- Adi Godrej told NDTV that it is “impossible to transit to a cashless economy... in the near or distant future” and warned that if cash doesn’t return to the system soon it will have long-term damage.
- Bankers and analysts now expect as much as 90%-95% of the old Rs 500 and Rs 1,000 notes to return to the system, write P Vaidyanathan Iyer and George Mathew in the Indian Express, raising questions about the aims of the demonetisation scheme.
- “Fidel Castro’s obituary cost us more man/woman hours over the years than any piece we’ve ever run,” says the New York Times’ obituaries editor, one of 16 editors who discuss how Castro’s obit came together.
Sanjay Srivastava writes about the lure of collective suffering, to understand why demonetisation is so popular among the poor.
“In recent times, there has been a persistent effort to make suffering a part of the Indian collective consciousness.

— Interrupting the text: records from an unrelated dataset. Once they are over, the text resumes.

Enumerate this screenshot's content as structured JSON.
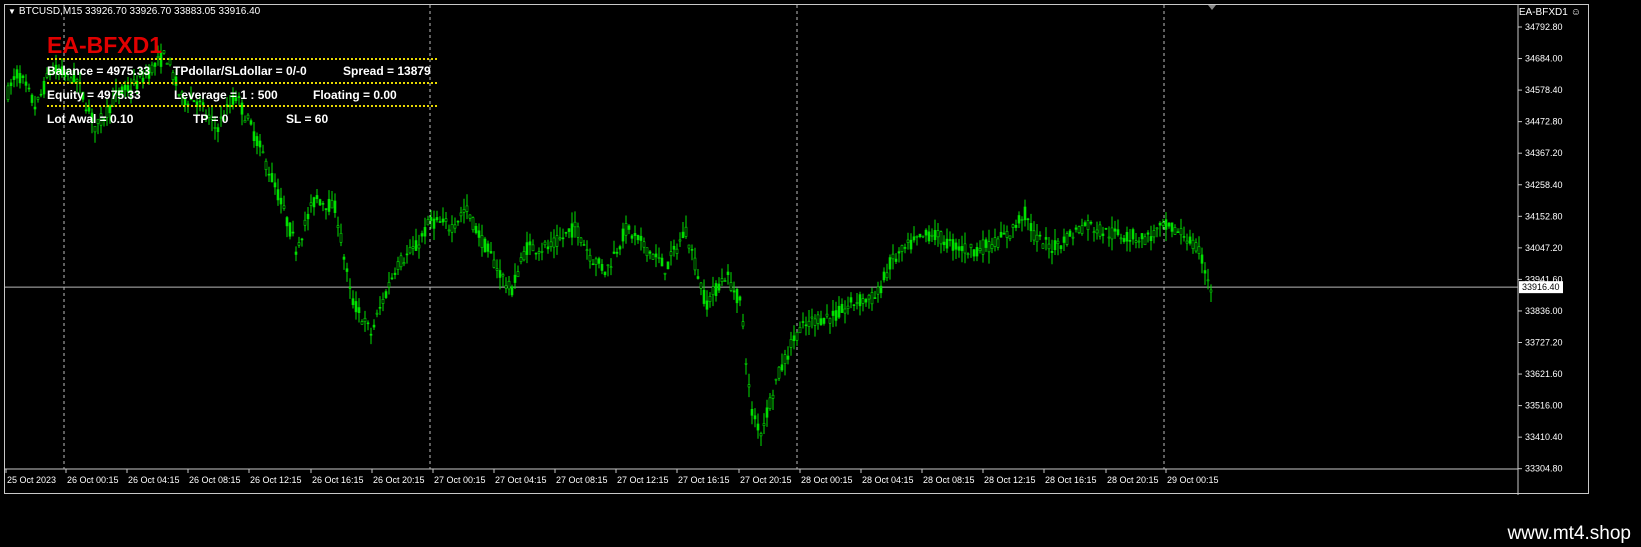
{
  "header": {
    "symbol_info": "BTCUSD,M15  33926.70 33926.70 33883.05 33916.40",
    "ea_name": "EA-BFXD1"
  },
  "panel": {
    "title": "EA-BFXD1",
    "row1": {
      "balance": "Balance = 4975.33",
      "tp_sl": "TPdollar/SLdollar = 0/-0",
      "spread": "Spread  = 13879"
    },
    "row2": {
      "equity": "Equity = 4975.33",
      "leverage": "Leverage = 1 : 500",
      "floating": "Floating = 0.00"
    },
    "row3": {
      "lot": "Lot Awal  = 0.10",
      "tp": "TP = 0",
      "sl": "SL = 60"
    }
  },
  "price_axis": {
    "labels": [
      "34792.80",
      "34684.00",
      "34578.40",
      "34472.80",
      "34367.20",
      "34258.40",
      "34152.80",
      "34047.20",
      "33941.60",
      "33836.00",
      "33727.20",
      "33621.60",
      "33516.00",
      "33410.40",
      "33304.80"
    ],
    "current_price": "33916.40"
  },
  "time_axis": {
    "labels": [
      "25 Oct 2023",
      "26 Oct 00:15",
      "26 Oct 04:15",
      "26 Oct 08:15",
      "26 Oct 12:15",
      "26 Oct 16:15",
      "26 Oct 20:15",
      "27 Oct 00:15",
      "27 Oct 04:15",
      "27 Oct 08:15",
      "27 Oct 12:15",
      "27 Oct 16:15",
      "27 Oct 20:15",
      "28 Oct 00:15",
      "28 Oct 04:15",
      "28 Oct 08:15",
      "28 Oct 12:15",
      "28 Oct 16:15",
      "28 Oct 20:15",
      "29 Oct 00:15"
    ]
  },
  "colors": {
    "candle": "#00e000",
    "background": "#000000",
    "axis": "#c8c8c8",
    "title": "#e00000",
    "dots": "#e8d800"
  },
  "footer": {
    "watermark": "www.mt4.shop"
  }
}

This has borne fruit and there are many, already burdened with substantial amounts of misery, who do not want to be part of a national shame and not suffer. The key aspect in all this is to be able to convince those at the bottom of the socio-economic pile that further suffering is the route to personal and collective salvation. Put another way, the material economy – actually existing inequalities – has been cast in the mould of a spiritual one. In this spiritual economy, there is the blood of martyrs, water reserved for our own people and the everlasting blessings of the mother figure. Within a spiritual community, actually existing distinctions are effaced through veiling the human-made inequalities of the world with ideas of a unified spirit, an undifferentiated people.”